Sunday, March 15, 2009

Always Learning: Knowing Your Shutter Speeds

When I first started getting really interesting in seascape long exposures, I had no clue how long of a shutter speed to use. I filled many a memory card with trial and error shots (mostly errors) to determine what effect the duration of the shutter had on the appearance of the water.

I distinctly remember shooting down near Big Sur and having great success with 8 seconds to create a misty feel to the water. I remember shooting one day in Santa Cruz and using 30 seconds and was pleasantly surprised at the "glassy" feel the ocean was given from such a long shutter.

Since those early days, I have continued to learn through trial and error, but now the errors are fewer. I can now better visualize a scene and determine what shutter speed is required to get the shot I want.

In the shot above, I knew something in the close to a second would give me streaks of water long enough to cover more of the frame, but short enough to retain the detail between the white water. I still used my neutral density grad filters to hold back the sky as this hot was a solid half hour after sunrise and the sky was getting brighter. I increased my ISO 2/3 of stop to keep my aperture relatively small in order to get the depth I wanted, all while keeping the quick shutter speed to freeze the rush of water.

I am excited by all the learning, the trial and error, and the increase in successful visualization and execution. I am not a professional, but I do have goals. One of them is to always keep learning, and another is to hopefully get better. Getting out there to shoot often is one of the best ways to do this.


  1. nice post Jim, it really helps getting to know your settings inside and out, great photo

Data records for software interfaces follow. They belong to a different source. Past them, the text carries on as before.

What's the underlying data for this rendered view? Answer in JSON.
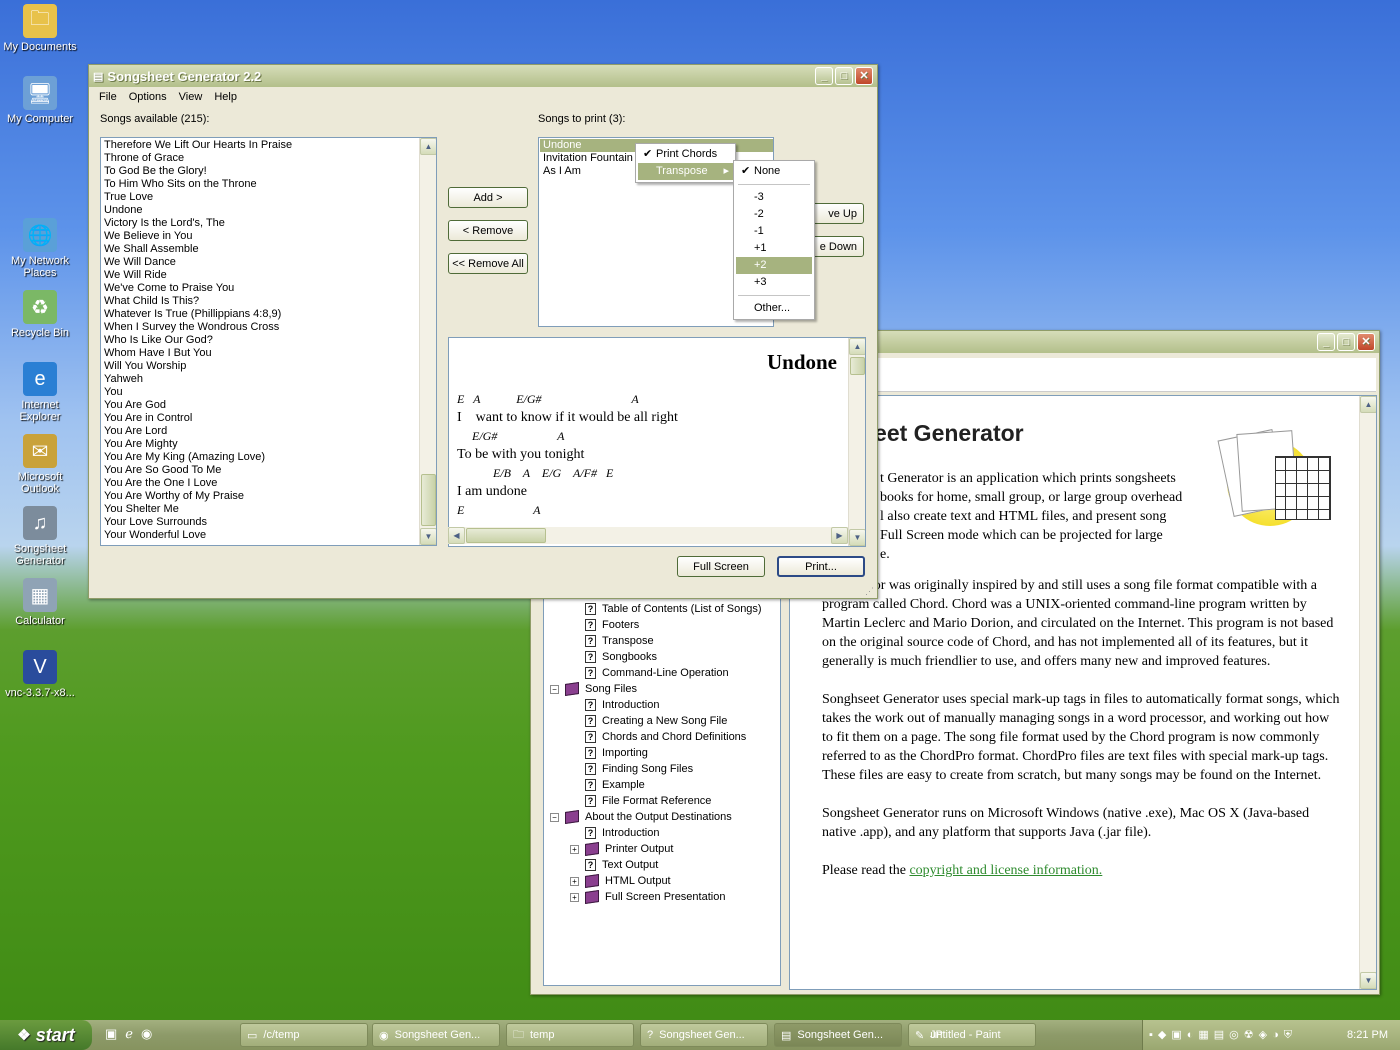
{
  "desktop_icons": [
    {
      "label": "My Documents",
      "icon": "folder-icon"
    },
    {
      "label": "My Computer",
      "icon": "computer-icon"
    },
    {
      "label": "My Network Places",
      "icon": "network-icon"
    },
    {
      "label": "Recycle Bin",
      "icon": "recycle-bin-icon"
    },
    {
      "label": "Internet Explorer",
      "icon": "ie-icon"
    },
    {
      "label": "Microsoft Outlook",
      "icon": "outlook-icon"
    },
    {
      "label": "Songsheet Generator",
      "icon": "songsheet-icon"
    },
    {
      "label": "Calculator",
      "icon": "calculator-icon"
    },
    {
      "label": "vnc-3.3.7-x8...",
      "icon": "vnc-icon"
    }
  ],
  "main_window": {
    "title": "Songsheet Generator 2.2",
    "menu": [
      "File",
      "Options",
      "View",
      "Help"
    ],
    "songs_available_label": "Songs available (215):",
    "songs_to_print_label": "Songs to print (3):",
    "songs_available": [
      "Therefore We Lift Our Hearts In Praise",
      "Throne of Grace",
      "To God Be the Glory!",
      "To Him Who Sits on the Throne",
      "True Love",
      "Undone",
      "Victory Is the Lord's, The",
      "We Believe in You",
      "We Shall Assemble",
      "We Will Dance",
      "We Will Ride",
      "We've Come to Praise You",
      "What Child Is This?",
      "Whatever Is True (Phillippians 4:8,9)",
      "When I Survey the Wondrous Cross",
      "Who Is Like Our God?",
      "Whom Have I But You",
      "Will You Worship",
      "Yahweh",
      "You",
      "You Are God",
      "You Are in Control",
      "You Are Lord",
      "You Are Mighty",
      "You Are My King (Amazing Love)",
      "You Are So Good To Me",
      "You Are the One I Love",
      "You Are Worthy of My Praise",
      "You Shelter Me",
      "Your Love Surrounds",
      "Your Wonderful Love"
    ],
    "songs_to_print": [
      "Undone",
      "Invitation Fountain",
      "As I Am"
    ],
    "buttons": {
      "add": "Add >",
      "remove": "< Remove",
      "remove_all": "<< Remove All",
      "move_up": "ve Up",
      "move_down": "e Down",
      "full_screen": "Full Screen",
      "print": "Print..."
    },
    "preview": {
      "title": "Undone",
      "lines": [
        {
          "type": "chord",
          "text": "E   A            E/G#                              A"
        },
        {
          "type": "lyric",
          "text": "I    want to know if it would be all right"
        },
        {
          "type": "chord",
          "text": "     E/G#                    A"
        },
        {
          "type": "lyric",
          "text": "To be with you tonight"
        },
        {
          "type": "chord",
          "text": "            E/B    A    E/G    A/F#   E"
        },
        {
          "type": "lyric",
          "text": "I am undone"
        },
        {
          "type": "chord",
          "text": "E                       A"
        }
      ]
    }
  },
  "context_menu": {
    "items": [
      {
        "label": "Print Chords",
        "checked": true
      },
      {
        "label": "Transpose",
        "submenu": true
      }
    ],
    "transpose_options": [
      {
        "label": "None",
        "checked": true
      },
      {
        "label": "-3"
      },
      {
        "label": "-2"
      },
      {
        "label": "-1"
      },
      {
        "label": "+1"
      },
      {
        "label": "+2",
        "highlighted": true
      },
      {
        "label": "+3"
      },
      {
        "label": "Other..."
      }
    ]
  },
  "help_window": {
    "heading": "heet Generator",
    "paragraphs": [
      "t Generator is an application which prints songsheets",
      "books for home, small group, or large group overhead",
      "l also create text and HTML files, and present song",
      "Full Screen mode which can be projected for large",
      "e."
    ],
    "body": [
      "t Generator was originally inspired by and still uses a song file format compatible with a program called Chord. Chord was a UNIX-oriented command-line program written by Martin Leclerc and Mario Dorion, and circulated on the Internet. This program is not based on the original source code of Chord, and has not implemented all of its features, but it generally is much friendlier to use, and offers many new and improved features.",
      "Songhseet Generator uses special mark-up tags in files to automatically format songs, which takes the work out of manually managing songs in a word processor, and working out how to fit them on a page. The song file format used by the Chord program is now commonly referred to as the ChordPro format. ChordPro files are text files with special mark-up tags. These files are easy to create from scratch, but many songs may be found on the Internet.",
      "Songsheet Generator runs on Microsoft Windows (native .exe), Mac OS X (Java-based native .app), and any platform that supports Java (.jar file)."
    ],
    "license_prefix": "Please read the ",
    "license_link": "copyright and license information.",
    "tree": [
      {
        "label": "Table of Contents (List of Songs)",
        "type": "page",
        "indent": 2
      },
      {
        "label": "Footers",
        "type": "page",
        "indent": 2
      },
      {
        "label": "Transpose",
        "type": "page",
        "indent": 2
      },
      {
        "label": "Songbooks",
        "type": "page",
        "indent": 2
      },
      {
        "label": "Command-Line Operation",
        "type": "page",
        "indent": 2
      },
      {
        "label": "Song Files",
        "type": "book-open",
        "indent": 1,
        "toggle": "−"
      },
      {
        "label": "Introduction",
        "type": "page",
        "indent": 2
      },
      {
        "label": "Creating a New Song File",
        "type": "page",
        "indent": 2
      },
      {
        "label": "Chords and Chord Definitions",
        "type": "page",
        "indent": 2
      },
      {
        "label": "Importing",
        "type": "page",
        "indent": 2
      },
      {
        "label": "Finding Song Files",
        "type": "page",
        "indent": 2
      },
      {
        "label": "Example",
        "type": "page",
        "indent": 2
      },
      {
        "label": "File Format Reference",
        "type": "page",
        "indent": 2
      },
      {
        "label": "About the Output Destinations",
        "type": "book-open",
        "indent": 1,
        "toggle": "−"
      },
      {
        "label": "Introduction",
        "type": "page",
        "indent": 2
      },
      {
        "label": "Printer Output",
        "type": "book",
        "indent": 2,
        "toggle": "+"
      },
      {
        "label": "Text Output",
        "type": "page",
        "indent": 2
      },
      {
        "label": "HTML Output",
        "type": "book",
        "indent": 2,
        "toggle": "+"
      },
      {
        "label": "Full Screen Presentation",
        "type": "book",
        "indent": 2,
        "toggle": "+"
      }
    ]
  },
  "taskbar": {
    "start": "start",
    "tasks": [
      "/c/temp",
      "Songsheet Gen...",
      "temp",
      "Songsheet Gen...",
      "Songsheet Gen...",
      "untitled - Paint"
    ],
    "lang": "JP",
    "clock": "8:21 PM"
  }
}
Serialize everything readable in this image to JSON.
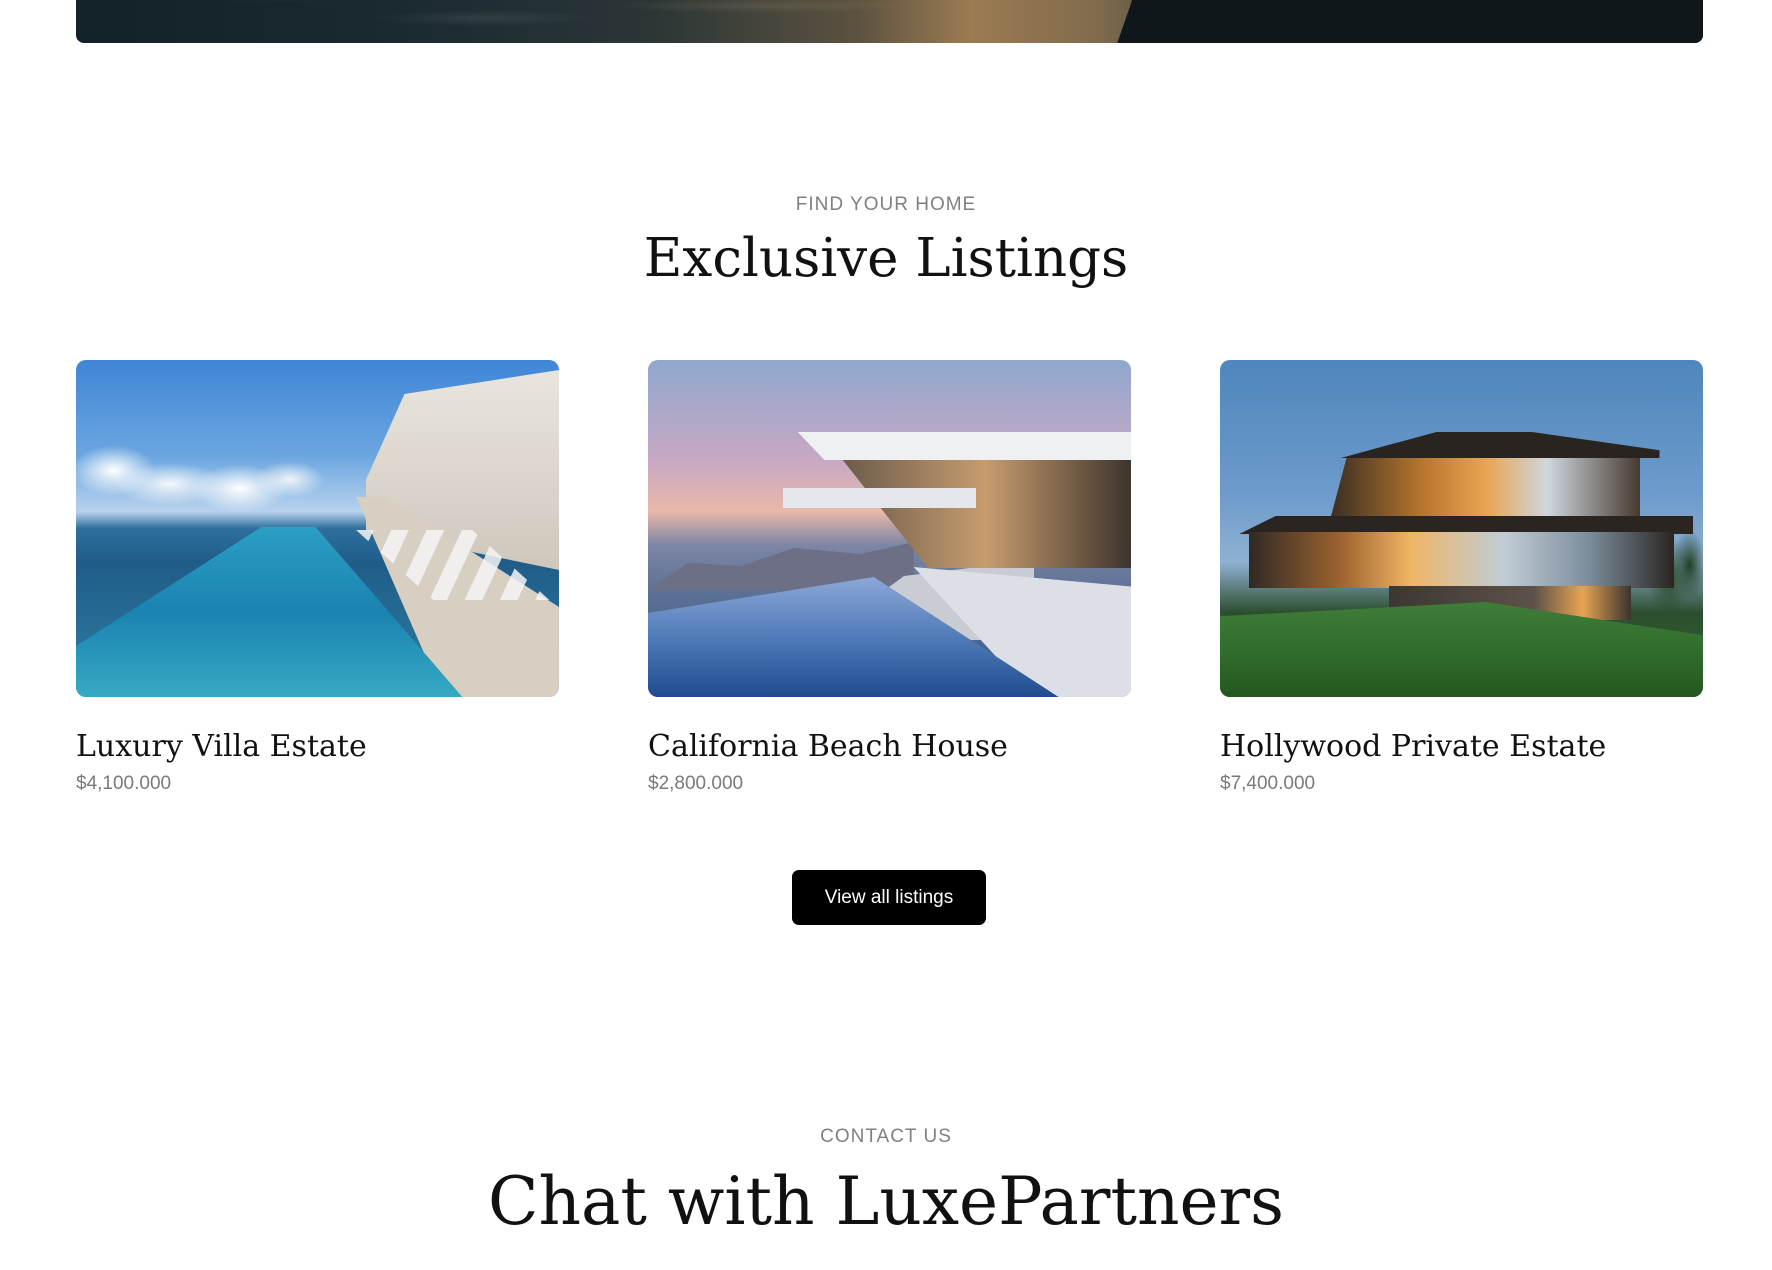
{
  "hero": {
    "image_icon": "lake-sunset-photo"
  },
  "listings_section": {
    "eyebrow": "FIND YOUR HOME",
    "title": "Exclusive Listings",
    "items": [
      {
        "name": "Luxury Villa Estate",
        "price": "$4,100.000",
        "image_icon": "villa-pool-photo"
      },
      {
        "name": "California Beach House",
        "price": "$2,800.000",
        "image_icon": "beach-house-photo"
      },
      {
        "name": "Hollywood Private Estate",
        "price": "$7,400.000",
        "image_icon": "hollywood-estate-photo"
      }
    ],
    "view_all_label": "View all listings"
  },
  "contact_section": {
    "eyebrow": "CONTACT US",
    "title": "Chat with LuxePartners"
  },
  "colors": {
    "background": "#ffffff",
    "text": "#111111",
    "muted": "#7a7a7a",
    "button_bg": "#000000",
    "button_text": "#ffffff"
  }
}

  2. Your photos are wonderful but you are a good writer too :) This was my first visit but not the last...very interesting and helpful for a novice as I.
    Best Anna, (from Flickr)